*** Opening of MATERIAL FOR THE TASK ***
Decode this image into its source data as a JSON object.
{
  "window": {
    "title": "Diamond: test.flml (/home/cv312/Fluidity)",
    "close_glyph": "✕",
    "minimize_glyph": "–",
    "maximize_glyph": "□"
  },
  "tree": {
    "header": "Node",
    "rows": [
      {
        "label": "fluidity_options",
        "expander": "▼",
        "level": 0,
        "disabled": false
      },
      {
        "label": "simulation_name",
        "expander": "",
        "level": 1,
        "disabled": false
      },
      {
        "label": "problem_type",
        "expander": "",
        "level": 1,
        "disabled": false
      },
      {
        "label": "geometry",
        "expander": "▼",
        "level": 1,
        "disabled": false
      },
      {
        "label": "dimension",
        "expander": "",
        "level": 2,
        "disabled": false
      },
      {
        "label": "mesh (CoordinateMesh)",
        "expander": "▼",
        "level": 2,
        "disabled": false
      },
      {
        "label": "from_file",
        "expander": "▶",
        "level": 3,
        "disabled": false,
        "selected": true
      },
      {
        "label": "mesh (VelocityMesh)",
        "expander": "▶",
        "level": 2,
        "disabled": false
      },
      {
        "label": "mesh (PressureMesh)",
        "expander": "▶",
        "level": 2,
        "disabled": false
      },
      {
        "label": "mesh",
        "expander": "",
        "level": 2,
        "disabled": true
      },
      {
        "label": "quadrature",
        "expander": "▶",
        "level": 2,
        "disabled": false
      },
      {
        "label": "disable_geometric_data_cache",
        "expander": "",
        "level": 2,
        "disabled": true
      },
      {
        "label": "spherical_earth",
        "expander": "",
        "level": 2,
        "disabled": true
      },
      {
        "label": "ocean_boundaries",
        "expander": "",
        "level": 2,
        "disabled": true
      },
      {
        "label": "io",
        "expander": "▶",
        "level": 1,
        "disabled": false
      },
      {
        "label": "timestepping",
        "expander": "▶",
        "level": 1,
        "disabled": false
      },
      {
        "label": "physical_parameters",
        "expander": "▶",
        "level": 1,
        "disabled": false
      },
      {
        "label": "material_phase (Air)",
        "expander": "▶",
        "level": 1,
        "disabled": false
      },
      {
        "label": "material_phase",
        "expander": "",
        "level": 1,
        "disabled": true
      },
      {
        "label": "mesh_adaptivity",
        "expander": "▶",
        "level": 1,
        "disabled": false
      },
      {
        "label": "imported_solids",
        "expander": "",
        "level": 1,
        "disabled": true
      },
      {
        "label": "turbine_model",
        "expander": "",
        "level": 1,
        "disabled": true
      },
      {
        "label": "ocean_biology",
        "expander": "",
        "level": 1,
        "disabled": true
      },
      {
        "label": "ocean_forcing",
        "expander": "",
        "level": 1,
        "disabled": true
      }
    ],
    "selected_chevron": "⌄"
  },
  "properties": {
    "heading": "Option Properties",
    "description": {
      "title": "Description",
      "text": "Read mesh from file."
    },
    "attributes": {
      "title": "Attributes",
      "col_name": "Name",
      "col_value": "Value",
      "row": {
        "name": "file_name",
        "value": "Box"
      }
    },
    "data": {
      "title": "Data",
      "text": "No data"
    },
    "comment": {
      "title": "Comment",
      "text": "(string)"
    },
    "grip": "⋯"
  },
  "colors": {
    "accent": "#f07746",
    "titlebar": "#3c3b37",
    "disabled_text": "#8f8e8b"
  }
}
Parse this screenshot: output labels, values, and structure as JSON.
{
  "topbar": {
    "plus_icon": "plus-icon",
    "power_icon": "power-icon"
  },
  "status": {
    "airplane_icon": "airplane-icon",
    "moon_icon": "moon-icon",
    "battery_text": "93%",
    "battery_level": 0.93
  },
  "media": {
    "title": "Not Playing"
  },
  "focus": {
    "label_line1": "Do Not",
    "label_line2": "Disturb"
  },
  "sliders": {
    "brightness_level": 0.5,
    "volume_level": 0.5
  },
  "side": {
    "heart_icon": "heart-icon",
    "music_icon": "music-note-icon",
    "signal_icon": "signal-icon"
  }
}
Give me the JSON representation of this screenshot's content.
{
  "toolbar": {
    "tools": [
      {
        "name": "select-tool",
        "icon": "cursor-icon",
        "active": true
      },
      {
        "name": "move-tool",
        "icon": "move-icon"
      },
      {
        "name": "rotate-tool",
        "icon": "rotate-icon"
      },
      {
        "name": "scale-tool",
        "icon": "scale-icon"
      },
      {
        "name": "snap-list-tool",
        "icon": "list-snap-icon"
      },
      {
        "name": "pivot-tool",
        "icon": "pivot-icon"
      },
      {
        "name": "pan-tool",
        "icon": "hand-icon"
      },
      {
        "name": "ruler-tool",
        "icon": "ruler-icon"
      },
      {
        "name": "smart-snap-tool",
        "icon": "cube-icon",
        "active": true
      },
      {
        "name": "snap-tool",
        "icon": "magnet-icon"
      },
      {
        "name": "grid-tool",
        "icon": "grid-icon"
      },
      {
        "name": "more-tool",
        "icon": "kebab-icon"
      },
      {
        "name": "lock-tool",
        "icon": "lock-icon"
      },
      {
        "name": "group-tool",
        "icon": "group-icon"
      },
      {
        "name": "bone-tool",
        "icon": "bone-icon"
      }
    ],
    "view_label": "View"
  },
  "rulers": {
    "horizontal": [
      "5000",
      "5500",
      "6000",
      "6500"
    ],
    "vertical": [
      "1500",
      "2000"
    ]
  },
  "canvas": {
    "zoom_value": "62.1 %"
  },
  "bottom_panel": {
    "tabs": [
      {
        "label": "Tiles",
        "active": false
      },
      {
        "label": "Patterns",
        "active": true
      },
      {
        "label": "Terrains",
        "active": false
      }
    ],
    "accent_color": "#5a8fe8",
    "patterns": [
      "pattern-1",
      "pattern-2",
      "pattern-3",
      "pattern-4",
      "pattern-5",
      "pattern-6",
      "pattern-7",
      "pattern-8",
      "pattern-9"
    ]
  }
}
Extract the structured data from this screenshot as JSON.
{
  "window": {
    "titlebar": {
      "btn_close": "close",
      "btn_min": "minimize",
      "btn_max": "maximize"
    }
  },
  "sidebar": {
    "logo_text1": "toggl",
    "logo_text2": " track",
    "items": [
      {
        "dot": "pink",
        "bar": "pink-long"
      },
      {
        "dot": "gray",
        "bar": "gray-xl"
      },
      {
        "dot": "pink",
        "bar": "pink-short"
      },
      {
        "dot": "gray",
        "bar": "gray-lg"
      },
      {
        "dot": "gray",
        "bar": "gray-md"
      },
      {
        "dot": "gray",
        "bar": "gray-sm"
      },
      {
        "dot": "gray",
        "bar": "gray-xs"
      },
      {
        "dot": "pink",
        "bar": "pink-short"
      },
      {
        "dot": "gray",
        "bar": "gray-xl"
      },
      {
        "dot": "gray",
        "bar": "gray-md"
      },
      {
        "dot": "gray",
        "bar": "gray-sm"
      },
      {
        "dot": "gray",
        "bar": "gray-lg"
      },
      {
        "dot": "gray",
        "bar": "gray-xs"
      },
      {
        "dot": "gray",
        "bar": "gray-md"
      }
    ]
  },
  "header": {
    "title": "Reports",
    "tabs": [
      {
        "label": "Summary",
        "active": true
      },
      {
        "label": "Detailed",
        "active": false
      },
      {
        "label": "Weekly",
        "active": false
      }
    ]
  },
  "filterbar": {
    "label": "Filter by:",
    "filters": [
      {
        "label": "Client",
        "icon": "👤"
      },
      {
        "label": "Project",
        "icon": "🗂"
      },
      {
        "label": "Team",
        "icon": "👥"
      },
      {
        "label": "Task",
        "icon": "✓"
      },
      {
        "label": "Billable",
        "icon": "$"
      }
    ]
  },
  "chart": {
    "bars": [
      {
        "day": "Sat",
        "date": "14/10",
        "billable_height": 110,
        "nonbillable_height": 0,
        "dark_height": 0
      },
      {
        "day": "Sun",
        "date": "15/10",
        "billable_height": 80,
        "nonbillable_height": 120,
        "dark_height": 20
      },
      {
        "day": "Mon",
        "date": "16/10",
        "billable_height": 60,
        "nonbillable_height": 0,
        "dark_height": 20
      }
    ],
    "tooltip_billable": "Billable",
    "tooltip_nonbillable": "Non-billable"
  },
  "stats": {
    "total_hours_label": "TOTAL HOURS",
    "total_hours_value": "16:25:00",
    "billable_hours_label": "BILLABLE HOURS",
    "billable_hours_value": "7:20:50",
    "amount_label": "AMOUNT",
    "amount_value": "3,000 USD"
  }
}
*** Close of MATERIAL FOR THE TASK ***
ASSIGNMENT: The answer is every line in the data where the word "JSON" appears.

TASK SOLUTION:
Decode this image into its source data as a JSON object.
Parse this screenshot: output labels, values, and structure as JSON.
Give me the JSON representation of this screenshot's content.
Extract the structured data from this screenshot as JSON.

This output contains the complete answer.